In one of my last posts (https://www.theriseguide.com/post/what-is-touring) I wrote about Touring and how you can get started. It is very beginner friendly and easy to get into. You also get to enjoy the alps in a way that you never had before, which makes it all so much more special. I, myself, had never done any touring before this year and therefore I wanted to share some of my experiences with you and describe what I felt while doing it.
I am a snowboarder and therefore have 3 options of going up the mountain, which are: bootpacking, snowshoeing and split boarding. I have described what each of them are in the article that I had mentioned above. So far, out of the 3, I have tried bootpacking and snowshoeing. They are both very different and have their pros and cons, but at the end of the day they both get you up to the mountain. In this article I will describe my experiences with both of the methods and tell you how I found it.
This year has been the first time I have tried any sort of touring and to say the least I have enjoyed it a lot. The feeling of achievement you get when you get to the point where you wanted to get to is so amazing that it is almost addictive. But don’t get me wrong it is really tough. In Val d’Isere you are already starting at the altitude of around 1850m and only going up. There are some easier slopes and some of the harder. I have only been going up the La Daille touring route as it has been the main route and therefore the most secure. It also leads to La Folie Douce, which is where I have been stopping. It sits at around the 2400m, giving you a vertical increase of around 550m. There are some challenging bits when climbing up to La Folie Douce but nothing that can not be done by anyone. It is also clearly marked out and secured daily, meaning that as long as the conditions are good enough, you can go up without any worries.

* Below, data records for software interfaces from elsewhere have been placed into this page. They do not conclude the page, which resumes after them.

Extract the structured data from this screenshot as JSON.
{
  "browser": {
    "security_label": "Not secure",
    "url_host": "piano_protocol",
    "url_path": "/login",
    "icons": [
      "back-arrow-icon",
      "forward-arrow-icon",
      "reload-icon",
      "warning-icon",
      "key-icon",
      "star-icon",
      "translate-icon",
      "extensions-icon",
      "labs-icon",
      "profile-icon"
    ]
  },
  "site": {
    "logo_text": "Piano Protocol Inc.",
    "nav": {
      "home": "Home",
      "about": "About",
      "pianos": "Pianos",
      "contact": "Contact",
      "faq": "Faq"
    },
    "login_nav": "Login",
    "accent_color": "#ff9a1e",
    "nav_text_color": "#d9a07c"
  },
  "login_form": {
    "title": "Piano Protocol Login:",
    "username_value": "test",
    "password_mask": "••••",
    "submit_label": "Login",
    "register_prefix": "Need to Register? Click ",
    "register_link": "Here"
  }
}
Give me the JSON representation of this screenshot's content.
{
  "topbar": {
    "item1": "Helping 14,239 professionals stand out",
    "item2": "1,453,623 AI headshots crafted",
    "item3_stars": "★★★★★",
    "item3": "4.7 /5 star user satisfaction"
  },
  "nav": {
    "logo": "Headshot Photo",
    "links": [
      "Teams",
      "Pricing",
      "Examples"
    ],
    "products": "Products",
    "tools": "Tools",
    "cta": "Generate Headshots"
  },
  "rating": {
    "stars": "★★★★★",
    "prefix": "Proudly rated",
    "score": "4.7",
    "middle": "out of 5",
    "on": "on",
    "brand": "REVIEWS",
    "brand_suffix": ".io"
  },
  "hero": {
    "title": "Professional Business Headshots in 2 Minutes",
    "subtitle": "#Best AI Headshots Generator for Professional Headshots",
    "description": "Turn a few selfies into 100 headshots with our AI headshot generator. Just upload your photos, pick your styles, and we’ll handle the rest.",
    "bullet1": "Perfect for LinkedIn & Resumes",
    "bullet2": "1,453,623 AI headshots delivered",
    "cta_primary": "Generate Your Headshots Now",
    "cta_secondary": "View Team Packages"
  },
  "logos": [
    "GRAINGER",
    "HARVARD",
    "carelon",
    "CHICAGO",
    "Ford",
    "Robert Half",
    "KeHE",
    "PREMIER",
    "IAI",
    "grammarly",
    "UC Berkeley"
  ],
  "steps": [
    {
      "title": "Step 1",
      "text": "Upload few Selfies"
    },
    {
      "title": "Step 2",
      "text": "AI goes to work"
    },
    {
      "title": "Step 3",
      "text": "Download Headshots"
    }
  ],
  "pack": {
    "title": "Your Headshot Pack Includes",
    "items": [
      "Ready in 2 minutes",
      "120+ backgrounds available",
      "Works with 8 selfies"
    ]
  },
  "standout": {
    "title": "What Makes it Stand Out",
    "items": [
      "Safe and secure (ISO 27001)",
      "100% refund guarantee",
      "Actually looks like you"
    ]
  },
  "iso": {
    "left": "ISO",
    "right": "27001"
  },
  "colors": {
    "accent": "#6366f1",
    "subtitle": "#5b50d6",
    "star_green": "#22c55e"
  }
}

I have both bootpacked and snowshoed all the way up to La Folie Douce. The main difference between the two is obviously the snowshoes that are strapped onto your boots. They prevent you from sliding backwards and therefore make going up much simpler. I have definitely found it much easier to go up with snowshoes. It did take me longer to go up with them but that is because it was my first and second climb. I also had to strap the snowshoes onto the back of my backpack when riding down but they were barely noticeable as they are not that heavy or long. On the other hand, when bootpacking, you can even go up without a backpack, which makes the ride down feel more natural if you are used to it from the usual winters. If you have a backpack on you, you can strap the board onto the back of the backpack, meaning that your hands are free and you can use poles to make it easier but I have not done it with poles so I can not tell you if that has been the case for me. But having the snowboard on the back does make it feel a little strange, especially when bootpacking all the way to the top because when you stop on the steeper bits of the climb, it can pull you down and I nearly fell over a few times because of that. Snowshoes helped me prevent that by having a little extra step that you can use to make you not be at as much of an angle when standing on the steeps. These little flaps also make it easier to go up on flats, so do not forget to use them as I have done a few times.
So far I have been really enjoying the tours up. You get a different perspective of the Alps and the domain when walking up. When riding on a normal season, I don’t actually ever stop, look around and see how beautiful the place that I get to call home actually is. However during the much needed breaks that I take while walking up, I get to stop and actually enjoy the surroundings and the nature. It is super silent with the lifts shut off too. I have never actually realised how much ambient noise there is in the alps when the resort is fully functional.
At the beginning, I was quite hesitant about going touring as I thought I would be super unfit and would not be able to keep with my friends. However that is not the case. Yes, there are some people fitter than I am, but that does not mean that they will just run off and leave you behind. Also a few of the people I have spoken to actually prefer going up by themselves because it allows them to not concentrate on anything else but beating themselves and trying to make as much progress as possible. So if you take anything from this article, I would definitely recommend doing it no matter how unfit you think you are. You can definitely get up all the way to the top. It may take you a little bit longer than your friend but that’s not what it is about. It is about conquering yourself and then getting the reward of skiing down with your friends, smiling from ear to ear and sharing your best moments when you get to the bottom.
In conclusion, Chairlifts are definitely missed and I am super jealous of people who have been able to have the ability to be at a place where they are operational but at least we have touring and are still able to enjoy skiing and snowboarding in some form. If you are able to, I would definitely recommend giving touring a go. However please, do not travel for skiing until it becomes safe to do so!